Cork Gaines wrote about the HR trend in baseball since testing started for performance enhancing drugs. He presented a chart of the trend (surprising effective given his past charts), but he never answered his own question….is testing working?
One way to determine the answer is through comparisons to other statistics.
I downloaded the season averages across both leagues and MLB in total from baseball-reference and built this interactive analysis. The stats are order by batting stats then pitching stats.
This viz allows you to compare home runs to many other statistics through the selectors at the top right. In addition you can:
- View any two statistics to look for trends by choosing a primary measure and a comparison
- Filter the time frame to all years, the pre-testing era, and the testing era (1993+)
- Filter the leagues to focus your analysis
- Click on a league at the bottom to highlight that league
In this initial view of HR vs. ERA, I see a couple of things:
- HR are on a slow descent in the testing era, especially since 2000
- ERA is in a similar decline, possibly indicating that improved pitches has had as much of an impact as testing
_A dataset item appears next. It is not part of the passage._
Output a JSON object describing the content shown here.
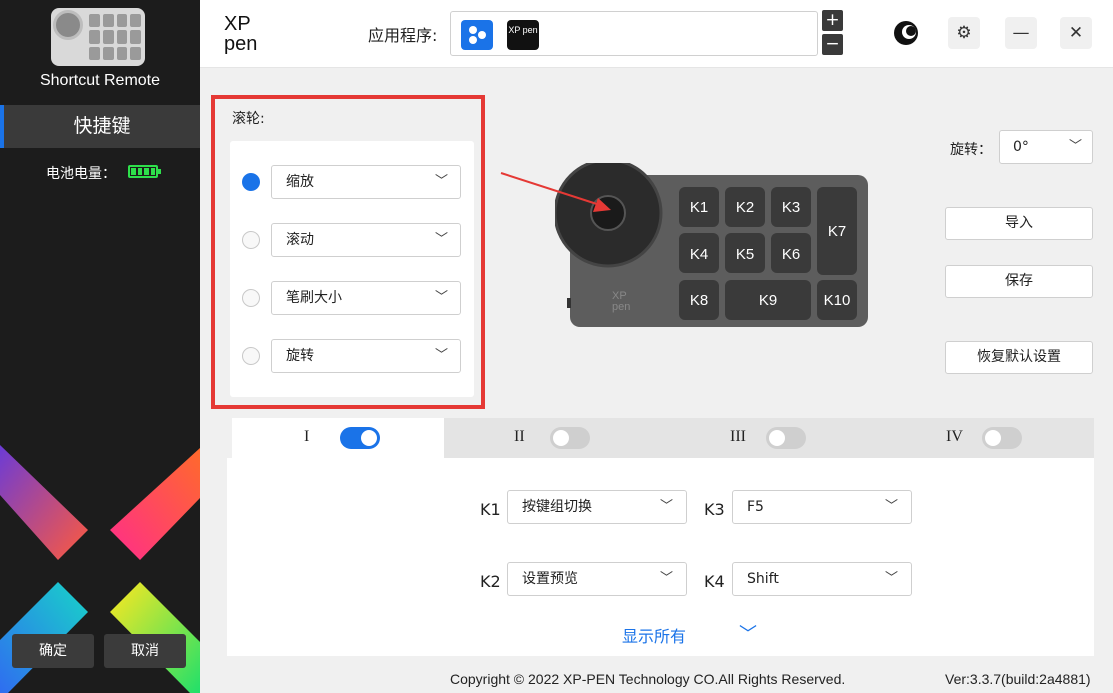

- Batting Average has remained flat. This means that the reduction in HR has not impacted BA.
- Teams are simply scoring fewer runs, likely due to the reduction in long balls
- The trend in complete games is despicable
What do you see? Play around with the different stats and see if you can draw any conclusions.